Work to complete
Report every line below that has the string "JSON" in it.

══ Entries provided ══

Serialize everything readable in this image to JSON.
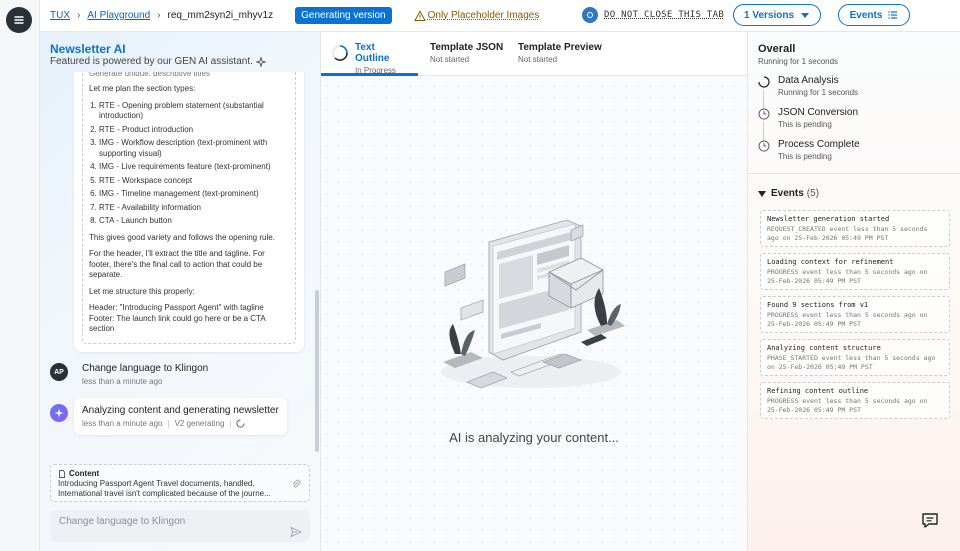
{
  "topbar": {
    "breadcrumb": [
      "TUX",
      "AI Playground",
      "req_mm2syn2i_mhyv1z"
    ],
    "generating_badge": "Generating version",
    "warning": "Only Placeholder Images",
    "do_not_close": "DO NOT CLOSE THIS TAB",
    "versions_button": "1 Versions",
    "events_button": "Events"
  },
  "left_panel": {
    "title": "Newsletter AI",
    "subtitle": "Featured is powered by our GEN AI assistant.",
    "reasoning": {
      "cut_line": "Generate unique, descriptive titles",
      "intro": "Let me plan the section types:",
      "items": [
        "RTE - Opening problem statement (substantial introduction)",
        "RTE - Product introduction",
        "IMG - Workflow description (text-prominent with supporting visual)",
        "IMG - Live requirements feature (text-prominent)",
        "RTE - Workspace concept",
        "IMG - Timeline management (text-prominent)",
        "RTE - Availability information",
        "CTA - Launch button"
      ],
      "p1": "This gives good variety and follows the opening rule.",
      "p2": "For the header, I'll extract the title and tagline. For footer, there's the final call to action that could be separate.",
      "p3": "Let me structure this properly:",
      "p4": "Header: \"Introducing Passport Agent\" with tagline Footer: The launch link could go here or be a CTA section"
    },
    "messages": [
      {
        "avatar": "AP",
        "title": "Change language to Klingon",
        "time": "less than a minute ago"
      },
      {
        "title": "Analyzing content and generating newsletter",
        "time": "less than a minute ago",
        "version": "V2 generating"
      }
    ],
    "content_card": {
      "label": "Content",
      "line1": "Introducing Passport Agent Travel documents, handled.",
      "line2": "International travel isn't complicated because of the journe..."
    },
    "input_placeholder": "Change language to Klingon"
  },
  "center": {
    "tabs": [
      {
        "label": "Text Outline",
        "status": "In Progress"
      },
      {
        "label": "Template JSON",
        "status": "Not started"
      },
      {
        "label": "Template Preview",
        "status": "Not started"
      }
    ],
    "status_text": "AI is analyzing your content..."
  },
  "right_panel": {
    "overall_title": "Overall",
    "overall_sub": "Running for 1 seconds",
    "steps": [
      {
        "title": "Data Analysis",
        "sub": "Running for 1 seconds"
      },
      {
        "title": "JSON Conversion",
        "sub": "This is pending"
      },
      {
        "title": "Process Complete",
        "sub": "This is pending"
      }
    ],
    "events_label": "Events",
    "events_count": "(5)",
    "events": [
      {
        "title": "Newsletter generation started",
        "sub": "REQUEST_CREATED event less than 5 seconds ago on 25-Feb-2026 05:49 PM PST"
      },
      {
        "title": "Loading context for refinement",
        "sub": "PROGRESS event less than 5 seconds ago on 25-Feb-2026 05:49 PM PST"
      },
      {
        "title": "Found 9 sections from v1",
        "sub": "PROGRESS event less than 5 seconds ago on 25-Feb-2026 05:49 PM PST"
      },
      {
        "title": "Analyzing content structure",
        "sub": "PHASE_STARTED event less than 5 seconds ago on 25-Feb-2026 05:49 PM PST"
      },
      {
        "title": "Refining content outline",
        "sub": "PROGRESS event less than 5 seconds ago on 25-Feb-2026 05:49 PM PST"
      }
    ]
  },
  "colors": {
    "accent": "#0972d3",
    "warning": "#8a5a00",
    "dark": "#2b2f36"
  },
  "icons": [
    "menu-icon",
    "warning-icon",
    "chevron-down-icon",
    "list-icon",
    "sparkle-icon",
    "document-icon",
    "paperclip-icon",
    "send-icon",
    "spinner-icon",
    "clock-icon",
    "feedback-icon"
  ]
}
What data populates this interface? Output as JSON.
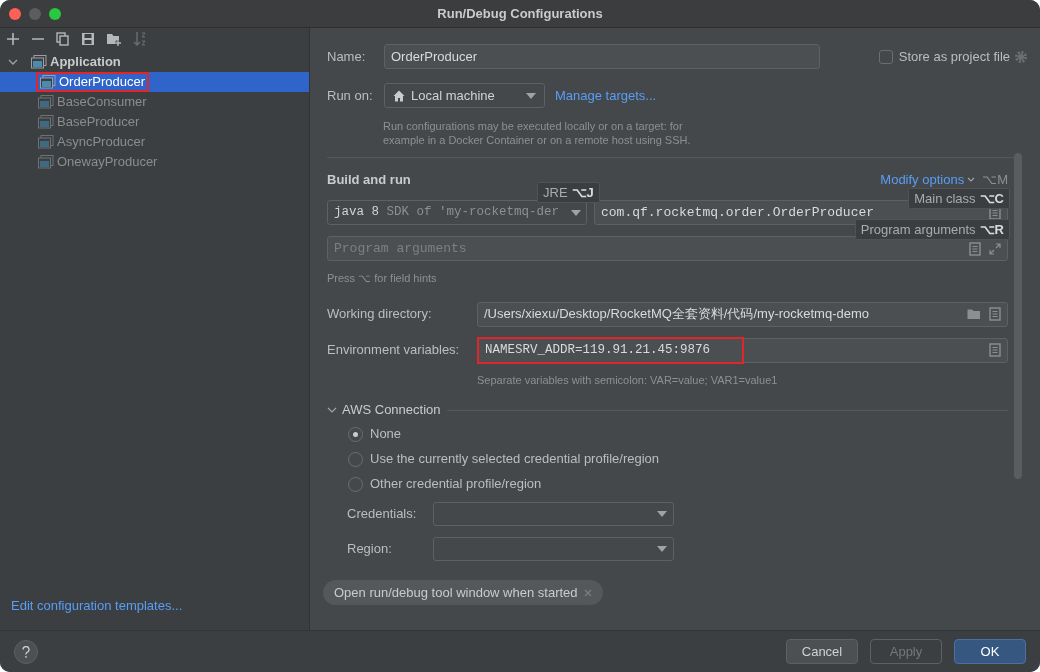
{
  "window": {
    "title": "Run/Debug Configurations"
  },
  "sidebar": {
    "tree": [
      {
        "label": "Application",
        "expanded": true,
        "selected": false,
        "children": [
          {
            "label": "OrderProducer",
            "selected": true,
            "highlighted": true
          },
          {
            "label": "BaseConsumer",
            "selected": false,
            "highlighted": false
          },
          {
            "label": "BaseProducer",
            "selected": false,
            "highlighted": false
          },
          {
            "label": "AsyncProducer",
            "selected": false,
            "highlighted": false
          },
          {
            "label": "OnewayProducer",
            "selected": false,
            "highlighted": false
          }
        ]
      }
    ],
    "footer_link": "Edit configuration templates..."
  },
  "name": {
    "label": "Name:",
    "value": "OrderProducer"
  },
  "store_as_project_file": {
    "label": "Store as project file",
    "checked": false
  },
  "run_on": {
    "label": "Run on:",
    "value": "Local machine",
    "link": "Manage targets...",
    "help": "Run configurations may be executed locally or on a target: for example in a Docker Container or on a remote host using SSH."
  },
  "build_and_run": {
    "title": "Build and run",
    "modify_options": "Modify options",
    "modify_shortcut": "⌥M",
    "jre": {
      "value": "java 8",
      "hint": "SDK of 'my-rocketmq-der"
    },
    "main_class": "com.qf.rocketmq.order.OrderProducer",
    "program_arguments": {
      "placeholder": "Program arguments"
    },
    "hint": "Press ⌥ for field hints"
  },
  "tooltips": [
    {
      "text": "JRE",
      "shortcut": "⌥J"
    },
    {
      "text": "Main class",
      "shortcut": "⌥C"
    },
    {
      "text": "Program arguments",
      "shortcut": "⌥R"
    }
  ],
  "working_directory": {
    "label": "Working directory:",
    "value": "/Users/xiexu/Desktop/RocketMQ全套资料/代码/my-rocketmq-demo"
  },
  "environment_variables": {
    "label": "Environment variables:",
    "value": "NAMESRV_ADDR=119.91.21.45:9876",
    "highlighted": true,
    "hint": "Separate variables with semicolon: VAR=value; VAR1=value1"
  },
  "aws_connection": {
    "title": "AWS Connection",
    "expanded": true,
    "options": [
      {
        "label": "None",
        "selected": true
      },
      {
        "label": "Use the currently selected credential profile/region",
        "selected": false
      },
      {
        "label": "Other credential profile/region",
        "selected": false
      }
    ],
    "credentials": {
      "label": "Credentials:"
    },
    "region": {
      "label": "Region:"
    }
  },
  "chip": {
    "label": "Open run/debug tool window when started"
  },
  "buttons": [
    {
      "label": "Cancel",
      "kind": "normal"
    },
    {
      "label": "Apply",
      "kind": "disabled"
    },
    {
      "label": "OK",
      "kind": "default"
    }
  ]
}
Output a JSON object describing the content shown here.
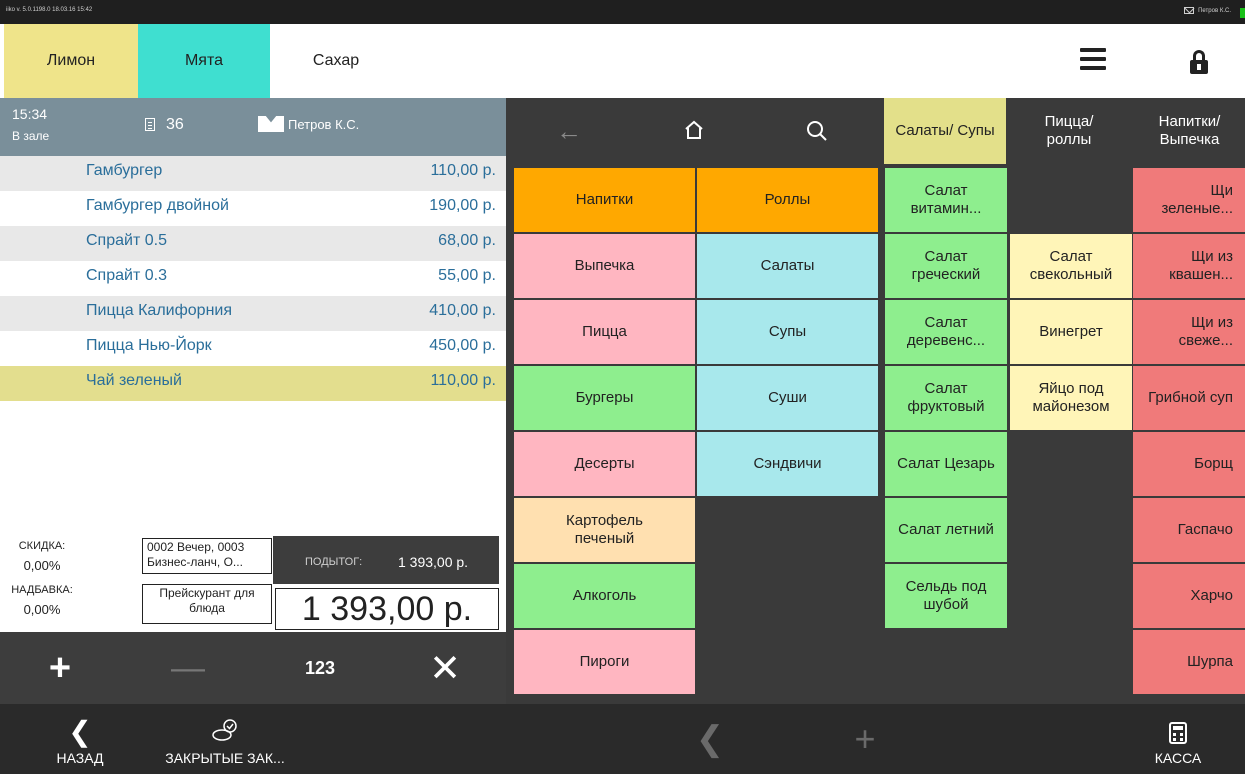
{
  "status_bar": {
    "version": "iiko v. 5.0.1198.0   18.03.16  15:42",
    "user": "Петров К.С."
  },
  "tabs": [
    {
      "label": "Лимон"
    },
    {
      "label": "Мята"
    },
    {
      "label": "Сахар"
    }
  ],
  "order": {
    "time": "15:34",
    "location": "В зале",
    "number": "36",
    "waiter": "Петров К.С.",
    "items": [
      {
        "name": "Гамбургер",
        "price": "110,00 р."
      },
      {
        "name": "Гамбургер двойной",
        "price": "190,00 р."
      },
      {
        "name": "Спрайт 0.5",
        "price": "68,00 р."
      },
      {
        "name": "Спрайт 0.3",
        "price": "55,00 р."
      },
      {
        "name": "Пицца Калифорния",
        "price": "410,00 р."
      },
      {
        "name": "Пицца Нью-Йорк",
        "price": "450,00 р."
      },
      {
        "name": "Чай зеленый",
        "price": "110,00 р."
      }
    ],
    "discount_label": "СКИДКА:",
    "discount_value": "0,00%",
    "markup_label": "НАДБАВКА:",
    "markup_value": "0,00%",
    "discount_program": "0002 Вечер, 0003 Бизнес-ланч, О...",
    "price_list": "Прейскурант для блюда",
    "subtotal_label": "ПОДЫТОГ:",
    "subtotal_value": "1 393,00 р.",
    "total": "1 393,00 р."
  },
  "actions": {
    "plus": "+",
    "minus": "—",
    "numpad": "123",
    "close": "✕"
  },
  "categories": [
    [
      "Напитки",
      "Роллы"
    ],
    [
      "Выпечка",
      "Салаты"
    ],
    [
      "Пицца",
      "Супы"
    ],
    [
      "Бургеры",
      "Суши"
    ],
    [
      "Десерты",
      "Сэндвичи"
    ],
    [
      "Картофель печеный",
      ""
    ],
    [
      "Алкоголь",
      ""
    ],
    [
      "Пироги",
      ""
    ]
  ],
  "groups": [
    "Салаты/ Супы",
    "Пицца/ роллы",
    "Напитки/ Выпечка"
  ],
  "salads": [
    "Салат витамин...",
    "Салат греческий",
    "Салат деревенс...",
    "Салат фруктовый",
    "Салат Цезарь",
    "Салат летний",
    "Сельдь под шубой"
  ],
  "middle": [
    "Салат свекольный",
    "Винегрет",
    "Яйцо под майонезом"
  ],
  "soups": [
    "Щи зеленые...",
    "Щи из квашен...",
    "Щи из свеже...",
    "Грибной суп",
    "Борщ",
    "Гаспачо",
    "Харчо",
    "Шурпа"
  ],
  "bottom": {
    "back": "НАЗАД",
    "closed": "ЗАКРЫТЫЕ ЗАК...",
    "kassa": "КАССА"
  },
  "colors": {
    "tab_lemon": "#efe48a",
    "tab_mint": "#3fdfd0",
    "orange": "#ffa800",
    "pink": "#ffb6c1",
    "cyan": "#a8e8ec",
    "green": "#8eee8e",
    "beige": "#ffe0b0",
    "yellow": "#fff5b8",
    "red": "#f07a7a",
    "group_active": "#e3e08a"
  }
}
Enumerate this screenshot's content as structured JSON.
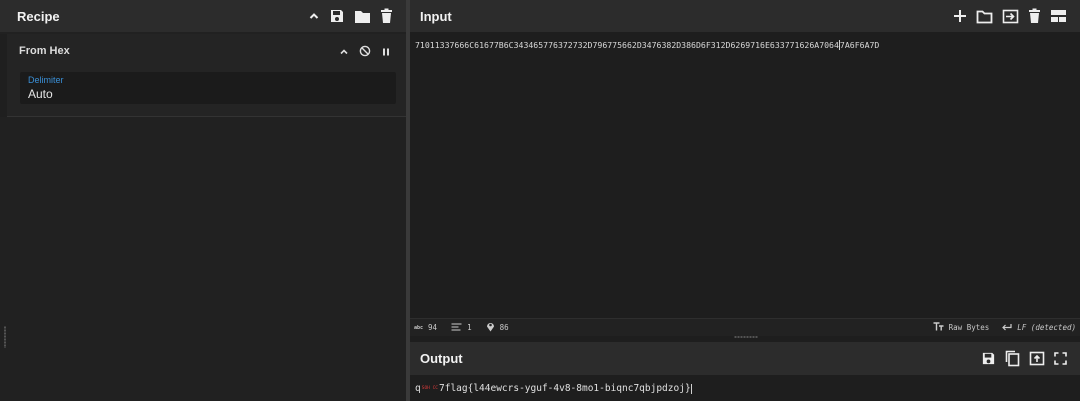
{
  "recipe": {
    "title": "Recipe",
    "icons": [
      "chevron-up-icon",
      "save-icon",
      "folder-icon",
      "trash-icon"
    ],
    "operation": {
      "name": "From Hex",
      "icons": [
        "chevron-up-icon",
        "disable-icon",
        "pause-icon"
      ],
      "arg_label": "Delimiter",
      "arg_value": "Auto"
    }
  },
  "input": {
    "title": "Input",
    "icons": [
      "plus-icon",
      "folder-icon",
      "import-icon",
      "trash-icon",
      "layout-icon"
    ],
    "text_before_caret": "71011337666C61677B6C343465776372732D796775662D3476382D386D6F312D6269716E633771626A7064",
    "text_after_caret": "7A6F6A7D",
    "status": {
      "length_label": "abc",
      "length": "94",
      "lines": "1",
      "position": "86",
      "encoding": "Raw Bytes",
      "eol": "LF (detected)"
    }
  },
  "output": {
    "title": "Output",
    "icons": [
      "save-icon",
      "copy-icon",
      "replace-input-icon",
      "maximize-icon"
    ],
    "prefix": "q",
    "control_char": "SOH CC",
    "text": "7flag{l44ewcrs-yguf-4v8-8mo1-biqnc7qbjpdzoj}"
  },
  "colors": {
    "accent": "#3a8fd6",
    "control_char": "#d83a3a",
    "header_bg": "#2c2c2c",
    "panel_bg": "#1e1e1e"
  }
}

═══

Solution to the exercise
Serialize everything readable in this image to JSON.
        "label": "Template JSON",
        "title": "JSON Conversion",
What data populates this interface? Output as JSON.
Output a JSON object describing the content shown here.
Enumerate this screenshot's content as structured JSON.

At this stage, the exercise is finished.